By Jon Cronin
Over the past 25 years, Hour Children, a nonprofit that aids formerly incarcerated women with children trying to get back on their feet, has been quietly changing lives and broadening its scope throughout Queens.
The group began in Long Island City at a house on 12th Street that Hour Children still rents from St. Rita’s Roman Catholic Church.
“It’s still a convent,” said the non-profit’s founder and executive director Sister Tesa Fitzgerald, who added that there are still two nuns living in the house, which is home to 13 families in the Working Women Reentry Program.
Hour Children took its name from the idea of the three precious hours in the life of a child with an incarcerated mother— the last hour they have together before jail, the hour allowed during visits and the first hour of reunion following time served.
The group not only provides a clean and peaceful atmosphere at its eight locations, which feature temporary and permanent housing in Queens, but also promotes a culture of support among women who commit to leading a new life.

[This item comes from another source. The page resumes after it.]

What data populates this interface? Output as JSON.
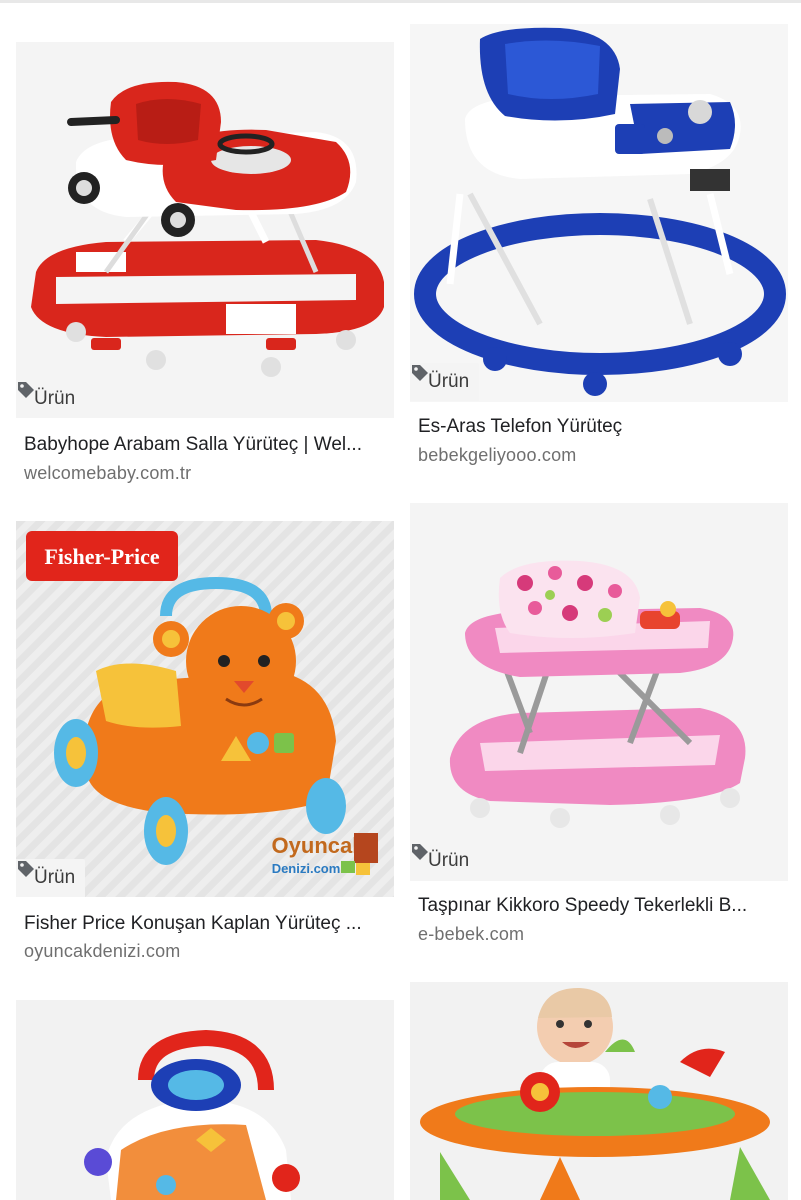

The nonprofit has training facilities for its program with onsite social workers, mentors for children and case managers who work one on one with women in the program.